The World Health Organization (WHO) has determined that the global monkeypox outbreak represents a public health emergency of international concern (PHEIC).  Monkeypox is an orthopoxvirus that causes disease that is similar but not as severe as smallpox and is endemic to central and western Africa.  Since May of 2022, monkeypox has been reported in countries where the virus is not endemic.  Monkeypox has become the most important orthopoxvirus with public health significance since smallpox was eradicated in 1980.  Monkeypox symptoms can include fever, headache, muscle aches, backache, swollen lymph nodes, chills, exhaustion, and a rash (pimple or blister like appearance) on various parts of the body.  The latter progresses through different stages before healing is complete.  Monkeypox is transmitted to humans through close contact with lesions, body fluids, or respiratory droplets from an infected person or animal, or with material (e.g., contaminated bedding) contaminated with the virus.   

Emory is a leading academic medical center and is at the forefront of emerging pathogens research.   Emory researchers are quickly preparing to develop diagnostic assays and antiviral compounds for detecting and treating monkeypox.  Because of the severity and transmissibility of this virus, stringent controls are required to work with monkeypox.   The Environmental Health and Safety Office (EHSO) is currently collaborating with researchers to facilitate research with monkeypox including coordinating immunizations, evaluating facility requirements, and protocol evaluation for approval prior to commencing work. This critical research will be conducted in Biosafety Level 3 facilities which are high containment labs that are specifically engineered to contain infectious agents using HEPA filtration, ventilation, enhanced security, and require very rigorous training and operational guidance.   EHSO serves as a collaborative partner with the research community to facilitate safe and responsible research.  Please contact EHSO for additional information.

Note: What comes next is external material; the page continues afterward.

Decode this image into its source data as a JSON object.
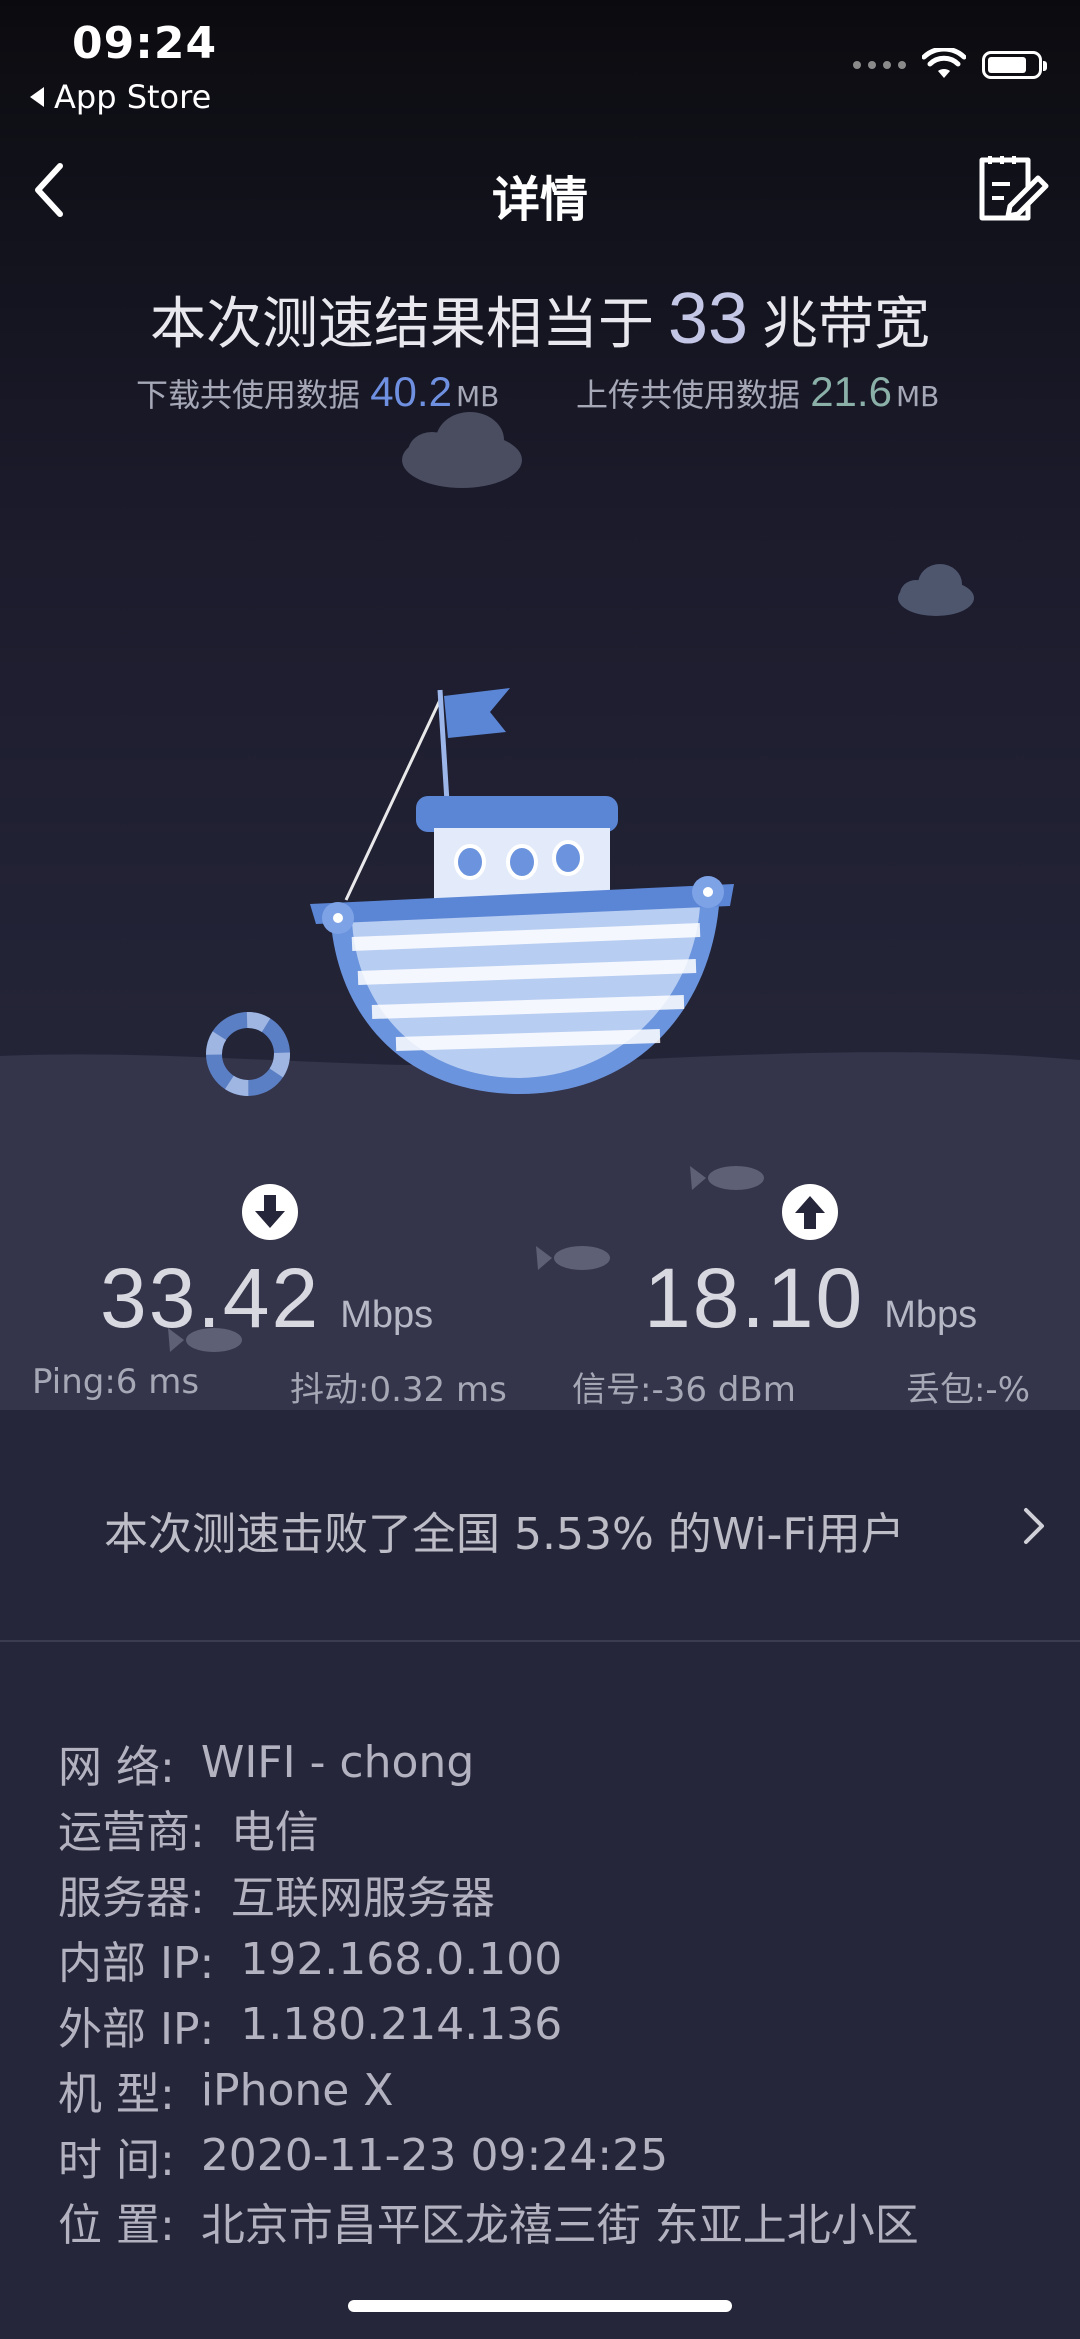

This entry was posted in EHSO and tagged , , , . Bookmark the permalink. Both comments and trackbacks are currently closed.